The CG photo book was created in Maya using a mix of techniques; the main table and base of the book were created using polygon primitives whereas the centre pages were created using NURBS surfaces to allow the pages to be turned with a lot of control. The centre pages were then filled with sample holiday photos to sit alongside the photos shown on the phone.
Modelling and texturing can be approached from different angles but the key is to use a variety of reference photos to provide approximate dimensions and textures.
The scene was lit with diffused area lights to replicate the original footage, matching the colours and shadows of each light to allow the CG elements and the footage to match more closely.
The photo was lined up with the phone from the original footage and then animated to flow down to the photo book using a motion path to guide it into place. This could then be tweaked using deformers to make the photo bend and curl as it floats towards the page.

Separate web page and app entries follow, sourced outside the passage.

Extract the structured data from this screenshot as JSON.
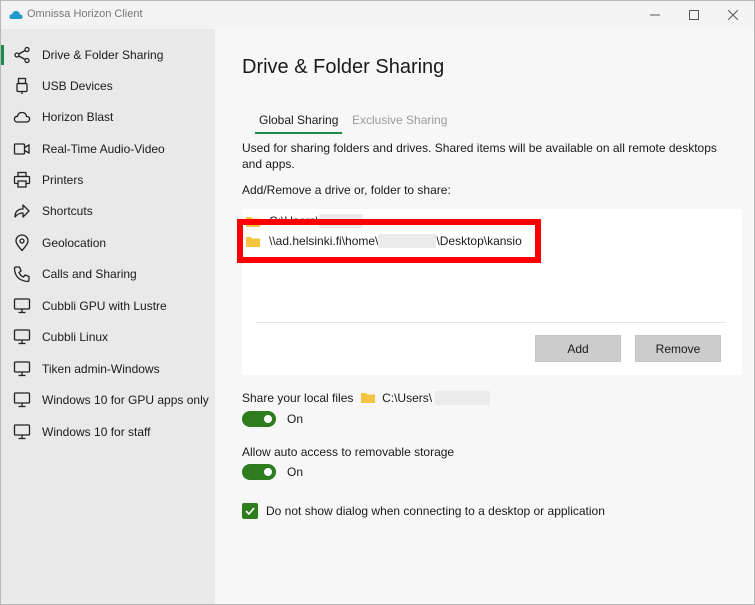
{
  "window": {
    "title": "Omnissa Horizon Client",
    "controls": {
      "minimize": "—",
      "maximize": "☐",
      "close": "✕"
    }
  },
  "sidebar": {
    "items": [
      {
        "label": "Drive & Folder Sharing",
        "icon": "share-icon",
        "active": true
      },
      {
        "label": "USB Devices",
        "icon": "usb-icon"
      },
      {
        "label": "Horizon Blast",
        "icon": "cloud-icon"
      },
      {
        "label": "Real-Time Audio-Video",
        "icon": "video-camera-icon"
      },
      {
        "label": "Printers",
        "icon": "printer-icon"
      },
      {
        "label": "Shortcuts",
        "icon": "shortcut-arrow-icon"
      },
      {
        "label": "Geolocation",
        "icon": "location-pin-icon"
      },
      {
        "label": "Calls and Sharing",
        "icon": "phone-icon"
      },
      {
        "label": "Cubbli GPU with Lustre",
        "icon": "monitor-icon"
      },
      {
        "label": "Cubbli Linux",
        "icon": "monitor-icon"
      },
      {
        "label": "Tiken admin-Windows",
        "icon": "monitor-icon"
      },
      {
        "label": "Windows 10 for GPU apps only",
        "icon": "monitor-icon"
      },
      {
        "label": "Windows 10 for staff",
        "icon": "monitor-icon"
      }
    ]
  },
  "main": {
    "title": "Drive & Folder Sharing",
    "tabs": [
      {
        "label": "Global Sharing",
        "selected": true
      },
      {
        "label": "Exclusive Sharing",
        "selected": false
      }
    ],
    "description": "Used for sharing folders and drives. Shared items will be available on all remote desktops and apps.",
    "add_remove_label": "Add/Remove a drive or, folder to share:",
    "shared_items": [
      {
        "path_visible_prefix": "C:\\Users\\",
        "path_suffix": ""
      },
      {
        "path_visible_prefix": "\\\\ad.helsinki.fi\\home\\",
        "path_suffix": "\\Desktop\\kansio"
      }
    ],
    "buttons": {
      "add": "Add",
      "remove": "Remove"
    },
    "share_local_files": {
      "label": "Share your local files",
      "path": "C:\\Users\\",
      "state": "On"
    },
    "auto_access": {
      "label": "Allow auto access to removable storage",
      "state": "On"
    },
    "no_dialog": {
      "label": "Do not show dialog when connecting to a desktop or application",
      "checked": true
    }
  },
  "colors": {
    "accent": "#1b8a4b",
    "toggle_on": "#2d7d1e",
    "highlight": "#ff0000",
    "sidebar_bg": "#e9e9e9",
    "folder": "#f5c542"
  }
}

In After Effects, the phone screen was created within a precomposition which could then be ‘pinned’ into place using the Corner Pin tool, taking advantage of the tracking data from Mocha. Therefore each photo could easily be animated to be swiped across the screen once the fingers touched the screen. When the finally photo was then selected for the book, this could be animated off screen, allowing it to merge with the 3D animated photo from Maya.

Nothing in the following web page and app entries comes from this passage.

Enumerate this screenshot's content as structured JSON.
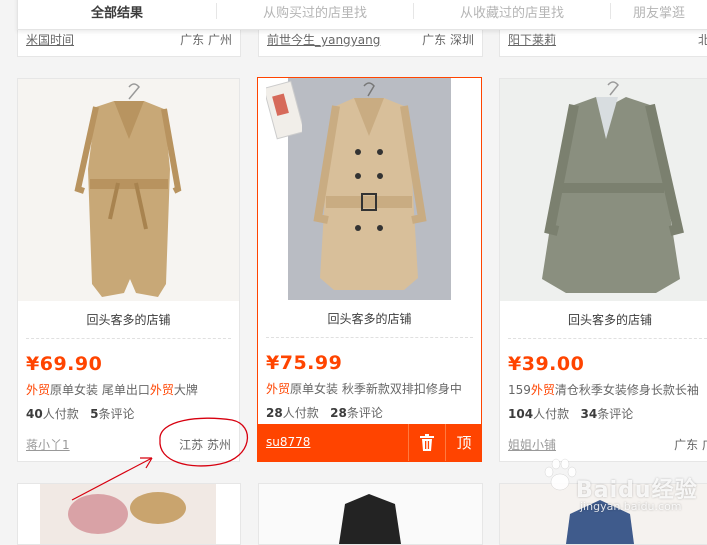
{
  "tabs": [
    {
      "label": "全部结果",
      "active": true
    },
    {
      "label": "从购买过的店里找",
      "active": false
    },
    {
      "label": "从收藏过的店里找",
      "active": false
    },
    {
      "label": "朋友掌逛",
      "active": false
    }
  ],
  "top_row": [
    {
      "seller": "米国时间",
      "location": "广东 广州"
    },
    {
      "seller": "前世今生_yangyang",
      "location": "广东 深圳"
    },
    {
      "seller": "阳下莱莉",
      "location": "北京"
    }
  ],
  "products": [
    {
      "shop": "回头客多的店铺",
      "price": "¥69.90",
      "title_parts": [
        "外贸",
        "原单女装 尾单出口",
        "外贸",
        "大牌"
      ],
      "paid_count": "40",
      "paid_label": "人付款",
      "review_count": "5",
      "review_label": "条评论",
      "seller": "蒋小丫1",
      "location": "江苏 苏州",
      "coat_color": "#c8a877"
    },
    {
      "shop": "回头客多的店铺",
      "price": "¥75.99",
      "title_parts": [
        "外贸",
        "原单女装 秋季新款双排扣修身中"
      ],
      "paid_count": "28",
      "paid_label": "人付款",
      "review_count": "28",
      "review_label": "条评论",
      "seller": "su8778",
      "delete_icon": "trash-icon",
      "top_label": "顶",
      "coat_color": "#d8bf9a"
    },
    {
      "shop": "回头客多的店铺",
      "price": "¥39.00",
      "title_parts": [
        "159",
        "外贸",
        "清仓秋季女装修身长款长袖"
      ],
      "paid_count": "104",
      "paid_label": "人付款",
      "review_count": "34",
      "review_label": "条评论",
      "seller": "姐姐小铺",
      "location": "广东 广州",
      "coat_color": "#8a8f7f"
    }
  ],
  "watermark": {
    "brand": "Baidu经验",
    "url": "jingyan.baidu.com"
  },
  "colors": {
    "accent": "#ff4400",
    "annotation": "#d7000f"
  }
}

The centre page of the photo book was made to turn using a NURBS surface and adjusting its profile curves, with an additional bounce being added in when it settles into place.
Using After Effects, the green background of the original footage was removed using Keylight before the CG graphics could be added in. Firstly the CG background was composited in and colour corrected to match the original footage. This was combined with an Ambient Occlusion pass to add subtle contact shadows before being blurred at the start to recreate the camera’s shallow depth of field.

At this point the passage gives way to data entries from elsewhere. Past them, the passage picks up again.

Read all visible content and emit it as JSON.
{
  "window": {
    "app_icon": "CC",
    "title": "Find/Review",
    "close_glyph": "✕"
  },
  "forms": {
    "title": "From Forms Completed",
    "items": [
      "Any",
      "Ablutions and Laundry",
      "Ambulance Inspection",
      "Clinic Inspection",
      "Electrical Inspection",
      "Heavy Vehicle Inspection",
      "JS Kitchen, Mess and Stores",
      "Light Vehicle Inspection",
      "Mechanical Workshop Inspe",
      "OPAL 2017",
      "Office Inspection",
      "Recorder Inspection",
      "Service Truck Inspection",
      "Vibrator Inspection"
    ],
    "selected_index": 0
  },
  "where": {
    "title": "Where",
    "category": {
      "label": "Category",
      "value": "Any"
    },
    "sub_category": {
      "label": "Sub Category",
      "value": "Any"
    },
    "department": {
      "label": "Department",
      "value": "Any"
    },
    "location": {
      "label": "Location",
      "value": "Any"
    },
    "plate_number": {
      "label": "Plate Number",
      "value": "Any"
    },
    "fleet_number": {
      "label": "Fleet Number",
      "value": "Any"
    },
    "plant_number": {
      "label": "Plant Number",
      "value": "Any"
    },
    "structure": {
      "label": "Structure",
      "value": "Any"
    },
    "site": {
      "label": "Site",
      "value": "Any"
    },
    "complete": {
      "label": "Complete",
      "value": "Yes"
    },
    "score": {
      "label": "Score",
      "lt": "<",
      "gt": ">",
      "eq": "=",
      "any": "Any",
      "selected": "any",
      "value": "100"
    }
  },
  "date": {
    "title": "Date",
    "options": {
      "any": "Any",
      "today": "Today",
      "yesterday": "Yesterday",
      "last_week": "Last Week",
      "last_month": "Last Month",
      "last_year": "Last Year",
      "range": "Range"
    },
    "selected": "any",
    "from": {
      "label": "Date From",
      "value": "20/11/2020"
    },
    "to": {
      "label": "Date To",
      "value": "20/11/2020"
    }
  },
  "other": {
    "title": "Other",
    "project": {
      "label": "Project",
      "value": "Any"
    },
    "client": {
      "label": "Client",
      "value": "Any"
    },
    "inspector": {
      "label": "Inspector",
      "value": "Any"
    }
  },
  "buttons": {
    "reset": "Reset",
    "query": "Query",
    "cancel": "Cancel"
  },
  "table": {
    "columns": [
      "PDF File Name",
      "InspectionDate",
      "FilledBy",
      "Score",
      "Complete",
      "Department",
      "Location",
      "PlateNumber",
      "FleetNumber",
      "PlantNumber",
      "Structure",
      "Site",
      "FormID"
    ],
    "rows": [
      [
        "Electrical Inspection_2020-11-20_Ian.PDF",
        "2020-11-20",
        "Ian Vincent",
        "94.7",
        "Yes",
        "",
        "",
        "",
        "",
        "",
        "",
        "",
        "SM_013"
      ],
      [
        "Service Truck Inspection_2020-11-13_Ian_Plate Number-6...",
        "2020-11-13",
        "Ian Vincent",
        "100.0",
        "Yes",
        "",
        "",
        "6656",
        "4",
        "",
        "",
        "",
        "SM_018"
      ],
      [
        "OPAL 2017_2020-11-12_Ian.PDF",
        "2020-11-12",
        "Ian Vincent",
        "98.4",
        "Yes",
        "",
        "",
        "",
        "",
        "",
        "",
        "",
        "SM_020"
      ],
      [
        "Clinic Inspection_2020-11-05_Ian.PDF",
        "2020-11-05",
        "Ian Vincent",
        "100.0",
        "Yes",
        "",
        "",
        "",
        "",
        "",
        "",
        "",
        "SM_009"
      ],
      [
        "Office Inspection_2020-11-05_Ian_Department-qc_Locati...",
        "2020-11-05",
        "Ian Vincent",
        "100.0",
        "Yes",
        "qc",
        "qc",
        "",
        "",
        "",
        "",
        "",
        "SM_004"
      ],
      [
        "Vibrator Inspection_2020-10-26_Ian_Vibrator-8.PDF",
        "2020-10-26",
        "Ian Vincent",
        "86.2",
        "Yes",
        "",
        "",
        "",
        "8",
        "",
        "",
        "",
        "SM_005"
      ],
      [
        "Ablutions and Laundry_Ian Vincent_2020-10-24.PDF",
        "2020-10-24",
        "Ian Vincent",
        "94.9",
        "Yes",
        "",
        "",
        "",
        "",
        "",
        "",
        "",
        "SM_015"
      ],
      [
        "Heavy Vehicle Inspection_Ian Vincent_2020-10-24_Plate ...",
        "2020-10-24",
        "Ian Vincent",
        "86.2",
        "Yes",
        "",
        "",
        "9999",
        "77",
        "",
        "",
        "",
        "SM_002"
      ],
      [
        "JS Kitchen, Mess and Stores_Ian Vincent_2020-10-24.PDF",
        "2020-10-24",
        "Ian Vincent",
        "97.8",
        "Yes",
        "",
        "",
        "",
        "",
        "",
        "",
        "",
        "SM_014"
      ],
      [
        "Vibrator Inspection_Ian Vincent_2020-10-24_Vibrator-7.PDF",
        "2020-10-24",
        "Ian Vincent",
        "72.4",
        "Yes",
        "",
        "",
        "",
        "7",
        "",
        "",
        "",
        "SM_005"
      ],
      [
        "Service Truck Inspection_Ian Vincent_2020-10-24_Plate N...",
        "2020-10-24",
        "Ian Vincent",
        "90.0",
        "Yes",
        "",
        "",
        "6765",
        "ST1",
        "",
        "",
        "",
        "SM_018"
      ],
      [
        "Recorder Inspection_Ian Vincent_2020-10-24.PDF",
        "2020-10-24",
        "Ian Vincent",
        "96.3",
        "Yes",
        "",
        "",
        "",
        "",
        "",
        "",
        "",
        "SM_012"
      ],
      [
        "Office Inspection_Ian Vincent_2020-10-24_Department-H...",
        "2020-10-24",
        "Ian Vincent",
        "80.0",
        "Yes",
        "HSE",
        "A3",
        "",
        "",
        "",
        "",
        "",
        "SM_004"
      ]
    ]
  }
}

Additionally the animation of the photo was given some additional motion blur using the ReelSmart Motion Blur plug-in to make it appear more realistic. This offered more options than the built-in motion blur effects and also gave a better level of control compared to a standard Directional Blur effect.
The final video can be viewed below:
The photo book animation was an interesting project that tested a lot of different techniques, both 2D & 3D, whilst challenging us to create something unique to a high standard. Overall the video turned out well and challenged us to problem solve several different aspects along the way. Next time we could expand on the video by adding in additional shots including a close-up of the book. Alternatively the video could be created in a completely different style, using stop-motion or 2D animation techniques to produce a very different look.
It’s always great to keep testing out new techniques. So if you see an advert, film or simply a style that you’d like to recreate, give it a go – you’ll be surprised by how much you learn along the way.
For a timelapse showing the video’s creation, see below: